Although there were many female applicants applying for a position with the “male-dominated” department, the 15 to 20 officers hired from 2014 to 2018, when Robinson filed her lawsuit, were all men, according to the suit.
In December 2014, Robinson was promoted to lieutenant.
In June 2017, former Captain Christian Hays announced that he was planning to go on terminal leave with a November 2017 retirement date.
Hays’ retirement created a vacancy at the rank of captain. Four lieutenants were eligible to “participate” in the promotional process, including Robinson and Leigh Ann Solomons, Michael Biennas and Jason Grosser, according her lawsuit.
With Hays’ retirement pending, former Chief Michael Lloyd told Robinson that he was transferring her to the township Division of Ambulance Services to monitor the “dysfunction” that existed within the division, according to her lawsuit.
Robinson’s desk, computer and telephone were to be moved out of the police department and into a separate EMS building, according to her lawsuit.
Robinson claimed the transfer was “clearly an attempt” to place her out of consideration for the captain promotion and to adversely impact her career. She expressed her concerns to Lloyd about the harm the transfer would cause to her career, according to her lawsuit.
On July 5, 2017, Lloyd announced that he was filling Hays’ position by appointing Michael Biennas — who later became chief — as acting captain in July 2017.
At that time, Lloyd advised Robinson that she would assume Biennas’ responsibilities as the patrol division commander while continuing to serve as public information officer, according to her lawsuit. She was ultimately not transferred to the EMS division.
Previously, the department had always promoted individuals serving in acting positions to the permanent rank once it officially became available for promotions, according to her lawsuit.
When Robinson was moved into Biennas’ former office as patrol division commander, she found a hand-written depiction of a hand with a middle finger raised pointed in her direction that read, “To: You From: Me,” according to her lawsuit.
In a memo dated March 28, 2018, township officials announced that Biennas had been promoted to captain.
Robinson alleged in her lawsuit that Biennas’ promotion was illegal because the promotion did not follow municipal guidelines of merit and qualifications.
She also claimed she was subjected to discrimination and the victim of retaliation.

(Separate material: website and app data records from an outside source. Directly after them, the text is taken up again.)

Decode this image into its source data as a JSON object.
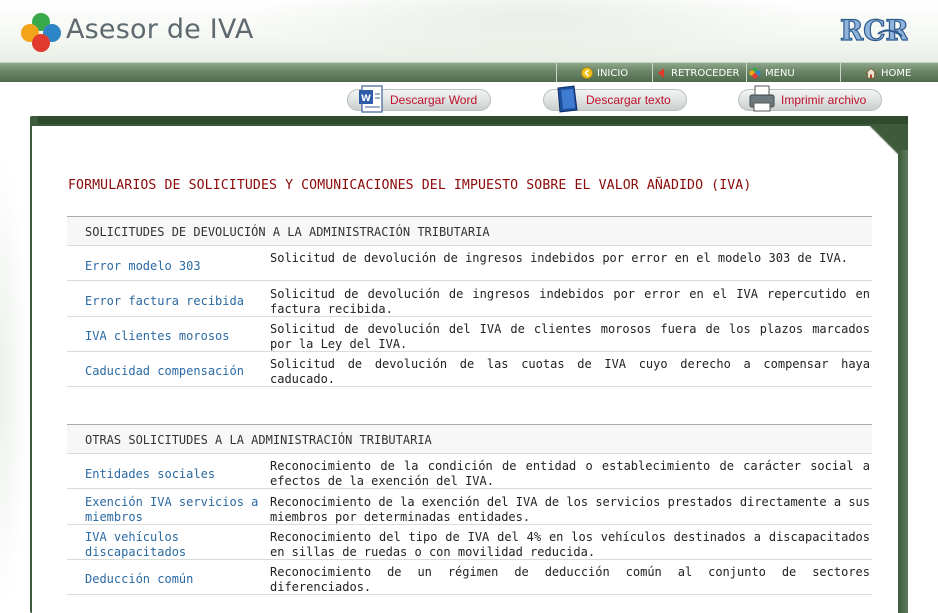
{
  "header": {
    "app_title": "Asesor de IVA",
    "logo_icon": "four-circles-logo-icon",
    "brand_icon": "rcr-brand-logo-icon",
    "brand_text": "RCR"
  },
  "nav": {
    "inicio": "INICIO",
    "retroceder": "RETROCEDER",
    "menu": "MENU",
    "home": "HOME"
  },
  "toolbar": {
    "word": "Descargar Word",
    "text": "Descargar texto",
    "print": "Imprimir archivo"
  },
  "document": {
    "title": "FORMULARIOS DE SOLICITUDES Y COMUNICACIONES DEL IMPUESTO SOBRE EL VALOR AÑADIDO (IVA)",
    "sections": [
      {
        "heading": "SOLICITUDES DE DEVOLUCIÓN A LA ADMINISTRACIÓN TRIBUTARIA",
        "rows": [
          {
            "link": "Error modelo 303",
            "desc": "Solicitud de devolución de ingresos indebidos por error en el modelo 303 de IVA."
          },
          {
            "link": "Error factura recibida",
            "desc": "Solicitud de devolución de ingresos indebidos por error en el IVA repercutido en factura recibida."
          },
          {
            "link": "IVA clientes morosos",
            "desc": "Solicitud de devolución del IVA de clientes morosos fuera de los plazos marcados por la Ley del IVA."
          },
          {
            "link": "Caducidad compensación",
            "desc": "Solicitud de devolución de las cuotas de IVA cuyo derecho a compensar haya caducado."
          }
        ]
      },
      {
        "heading": "OTRAS SOLICITUDES A LA ADMINISTRACIÓN TRIBUTARIA",
        "rows": [
          {
            "link": "Entidades sociales",
            "desc": "Reconocimiento de la condición de entidad o establecimiento de carácter social a efectos de la exención del IVA."
          },
          {
            "link": "Exención IVA servicios a miembros",
            "desc": "Reconocimiento de la exención del IVA de los servicios prestados directamente a sus miembros por determinadas entidades."
          },
          {
            "link": "IVA vehículos discapacitados",
            "desc": "Reconocimiento del tipo de IVA del 4% en los vehículos destinados a discapacitados en sillas de ruedas o con movilidad reducida."
          },
          {
            "link": "Deducción común",
            "desc": "Reconocimiento de un régimen de deducción común al conjunto de sectores diferenciados."
          }
        ]
      }
    ]
  },
  "colors": {
    "nav_green": "#5f7a5c",
    "frame_green": "#3d5a3a",
    "title_red": "#8b0a0a",
    "link_blue": "#2b6aa3",
    "button_text_red": "#c0102c"
  }
}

Nick Muscavage is a watchdog reporter for the Courier News, Home News Tribune and MyCentralJersey.com. To get unlimited access to his investigative work that has exposed wrongdoing and changed state law, please subscribe or activate your digital account today.